▸ **EXERCISE**
Return each line of the records below in which the string "title" turns up.

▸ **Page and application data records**
Segment Open

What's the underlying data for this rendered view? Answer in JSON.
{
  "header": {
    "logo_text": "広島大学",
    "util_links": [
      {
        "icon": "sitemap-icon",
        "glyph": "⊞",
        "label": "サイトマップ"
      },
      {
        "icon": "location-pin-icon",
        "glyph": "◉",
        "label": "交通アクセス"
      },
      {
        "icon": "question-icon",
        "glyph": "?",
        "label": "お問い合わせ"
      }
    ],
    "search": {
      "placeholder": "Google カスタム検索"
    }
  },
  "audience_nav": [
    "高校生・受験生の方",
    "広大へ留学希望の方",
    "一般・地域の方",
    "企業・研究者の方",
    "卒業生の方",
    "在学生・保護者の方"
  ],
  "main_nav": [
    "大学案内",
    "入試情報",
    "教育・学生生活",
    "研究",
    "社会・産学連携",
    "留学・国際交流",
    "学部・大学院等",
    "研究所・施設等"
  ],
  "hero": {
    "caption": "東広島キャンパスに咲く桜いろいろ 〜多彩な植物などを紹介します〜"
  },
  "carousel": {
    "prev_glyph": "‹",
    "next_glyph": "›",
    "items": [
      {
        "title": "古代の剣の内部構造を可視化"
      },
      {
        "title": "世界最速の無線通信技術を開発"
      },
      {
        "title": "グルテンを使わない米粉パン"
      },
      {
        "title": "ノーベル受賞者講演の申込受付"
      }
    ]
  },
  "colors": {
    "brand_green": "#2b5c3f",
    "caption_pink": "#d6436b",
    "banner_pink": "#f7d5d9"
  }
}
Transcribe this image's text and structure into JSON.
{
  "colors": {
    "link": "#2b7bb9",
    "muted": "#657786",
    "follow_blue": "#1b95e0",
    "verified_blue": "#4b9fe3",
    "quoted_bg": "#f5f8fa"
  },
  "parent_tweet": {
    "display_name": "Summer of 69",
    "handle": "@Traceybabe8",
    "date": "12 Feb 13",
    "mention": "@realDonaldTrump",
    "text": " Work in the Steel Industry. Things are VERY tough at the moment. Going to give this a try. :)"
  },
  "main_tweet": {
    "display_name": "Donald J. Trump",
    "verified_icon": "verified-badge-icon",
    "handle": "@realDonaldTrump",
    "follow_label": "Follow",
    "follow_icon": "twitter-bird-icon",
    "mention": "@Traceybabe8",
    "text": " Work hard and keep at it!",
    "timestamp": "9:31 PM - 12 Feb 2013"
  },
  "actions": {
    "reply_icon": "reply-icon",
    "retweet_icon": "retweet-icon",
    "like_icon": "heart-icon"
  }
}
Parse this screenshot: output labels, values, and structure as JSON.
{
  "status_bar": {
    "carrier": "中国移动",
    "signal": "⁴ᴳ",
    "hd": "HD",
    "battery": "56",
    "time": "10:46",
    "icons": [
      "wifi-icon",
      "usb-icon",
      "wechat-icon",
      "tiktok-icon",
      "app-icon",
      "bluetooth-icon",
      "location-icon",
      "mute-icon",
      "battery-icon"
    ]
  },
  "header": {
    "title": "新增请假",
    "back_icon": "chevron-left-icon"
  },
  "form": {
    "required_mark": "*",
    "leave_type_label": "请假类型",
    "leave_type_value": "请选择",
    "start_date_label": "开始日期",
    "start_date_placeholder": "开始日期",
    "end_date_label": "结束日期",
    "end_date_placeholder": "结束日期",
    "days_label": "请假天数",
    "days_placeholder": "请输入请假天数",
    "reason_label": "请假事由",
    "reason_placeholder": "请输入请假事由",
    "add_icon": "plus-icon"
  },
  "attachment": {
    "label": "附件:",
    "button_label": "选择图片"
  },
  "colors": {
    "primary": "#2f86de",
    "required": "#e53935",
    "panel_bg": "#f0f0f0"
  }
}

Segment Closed
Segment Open

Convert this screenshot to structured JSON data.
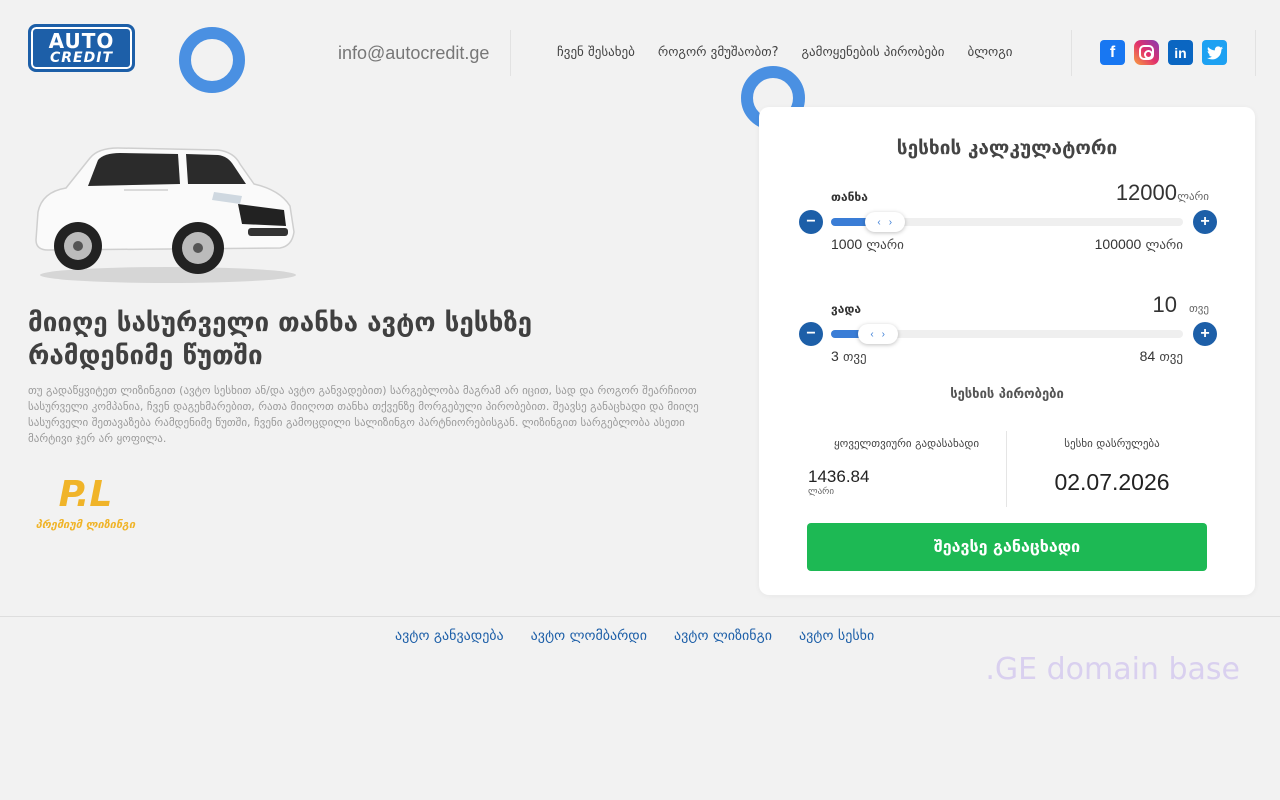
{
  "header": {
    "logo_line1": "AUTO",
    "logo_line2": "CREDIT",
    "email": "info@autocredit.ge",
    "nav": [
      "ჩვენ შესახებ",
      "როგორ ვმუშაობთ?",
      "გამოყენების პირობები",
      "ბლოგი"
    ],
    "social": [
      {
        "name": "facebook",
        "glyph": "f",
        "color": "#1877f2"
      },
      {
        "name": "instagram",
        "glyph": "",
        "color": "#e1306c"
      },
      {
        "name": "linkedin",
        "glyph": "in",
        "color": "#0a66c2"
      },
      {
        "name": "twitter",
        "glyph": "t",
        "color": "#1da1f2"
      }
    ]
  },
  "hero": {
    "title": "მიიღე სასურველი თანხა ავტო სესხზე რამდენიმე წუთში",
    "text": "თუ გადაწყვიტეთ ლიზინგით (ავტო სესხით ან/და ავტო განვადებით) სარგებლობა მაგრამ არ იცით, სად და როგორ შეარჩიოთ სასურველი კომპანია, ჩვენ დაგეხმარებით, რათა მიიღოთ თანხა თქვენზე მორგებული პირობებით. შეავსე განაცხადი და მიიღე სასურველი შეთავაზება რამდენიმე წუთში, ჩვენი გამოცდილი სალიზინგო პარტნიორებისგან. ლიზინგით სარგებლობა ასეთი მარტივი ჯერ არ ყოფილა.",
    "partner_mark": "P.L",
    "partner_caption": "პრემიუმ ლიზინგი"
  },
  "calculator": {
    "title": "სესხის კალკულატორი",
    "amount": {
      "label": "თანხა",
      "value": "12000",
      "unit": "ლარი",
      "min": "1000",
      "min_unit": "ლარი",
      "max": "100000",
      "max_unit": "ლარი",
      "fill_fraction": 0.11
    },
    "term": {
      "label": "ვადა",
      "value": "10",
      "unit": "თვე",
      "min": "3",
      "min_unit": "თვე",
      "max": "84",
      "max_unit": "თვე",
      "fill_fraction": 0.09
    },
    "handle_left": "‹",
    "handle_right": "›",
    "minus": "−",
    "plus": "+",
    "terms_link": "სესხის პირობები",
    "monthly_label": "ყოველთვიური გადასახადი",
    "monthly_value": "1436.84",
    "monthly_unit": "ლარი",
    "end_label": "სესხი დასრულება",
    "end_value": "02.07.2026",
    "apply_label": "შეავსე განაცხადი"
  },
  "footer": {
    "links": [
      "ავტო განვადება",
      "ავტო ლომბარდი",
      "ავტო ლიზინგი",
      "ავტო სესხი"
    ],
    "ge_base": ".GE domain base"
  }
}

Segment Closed
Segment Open

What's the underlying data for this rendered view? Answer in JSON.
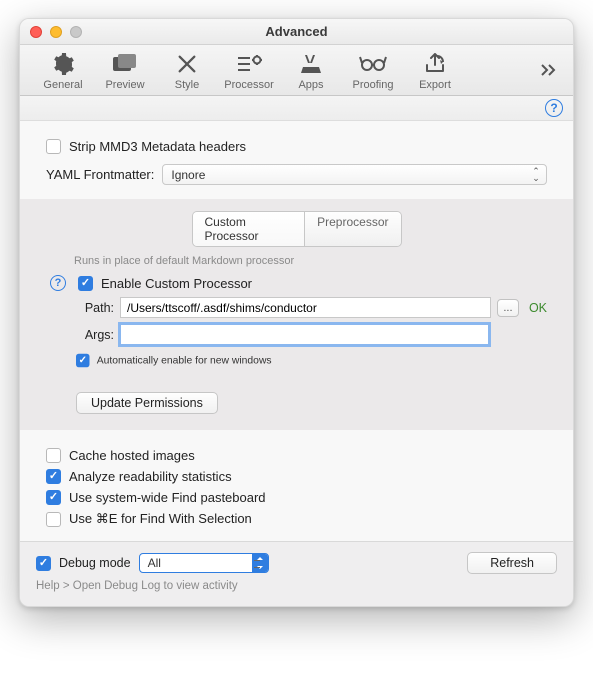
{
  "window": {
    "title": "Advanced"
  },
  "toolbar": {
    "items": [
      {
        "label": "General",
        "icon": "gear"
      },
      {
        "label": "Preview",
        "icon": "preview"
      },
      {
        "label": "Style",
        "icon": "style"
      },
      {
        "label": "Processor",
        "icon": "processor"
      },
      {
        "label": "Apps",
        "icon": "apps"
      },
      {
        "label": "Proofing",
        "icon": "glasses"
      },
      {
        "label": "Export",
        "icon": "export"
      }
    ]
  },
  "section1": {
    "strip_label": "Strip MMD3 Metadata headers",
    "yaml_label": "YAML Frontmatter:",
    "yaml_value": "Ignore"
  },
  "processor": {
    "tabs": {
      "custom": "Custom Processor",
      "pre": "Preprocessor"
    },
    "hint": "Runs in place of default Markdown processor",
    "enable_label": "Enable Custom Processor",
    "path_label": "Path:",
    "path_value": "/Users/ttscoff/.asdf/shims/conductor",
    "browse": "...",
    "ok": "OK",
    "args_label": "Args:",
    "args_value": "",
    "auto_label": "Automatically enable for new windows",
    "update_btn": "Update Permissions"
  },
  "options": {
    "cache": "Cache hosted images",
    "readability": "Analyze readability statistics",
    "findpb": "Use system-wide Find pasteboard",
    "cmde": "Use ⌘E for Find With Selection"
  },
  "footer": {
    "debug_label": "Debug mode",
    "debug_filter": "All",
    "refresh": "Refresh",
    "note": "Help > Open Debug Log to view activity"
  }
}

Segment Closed

▸ **SOLUTION**
        "title": "古代の剣の内部構造を可視化"
        "title": "世界最速の無線通信技術を開発"
        "title": "グルテンを使わない米粉パン"
        "title": "ノーベル受賞者講演の申込受付"
    "title": "新增请假",
    "title": "მიიღე სასურველი თანხა ავტო სესხზე რამდენიმე წუთში",
    "title": "სესხის კალკულატორი",
    "title": "Advanced"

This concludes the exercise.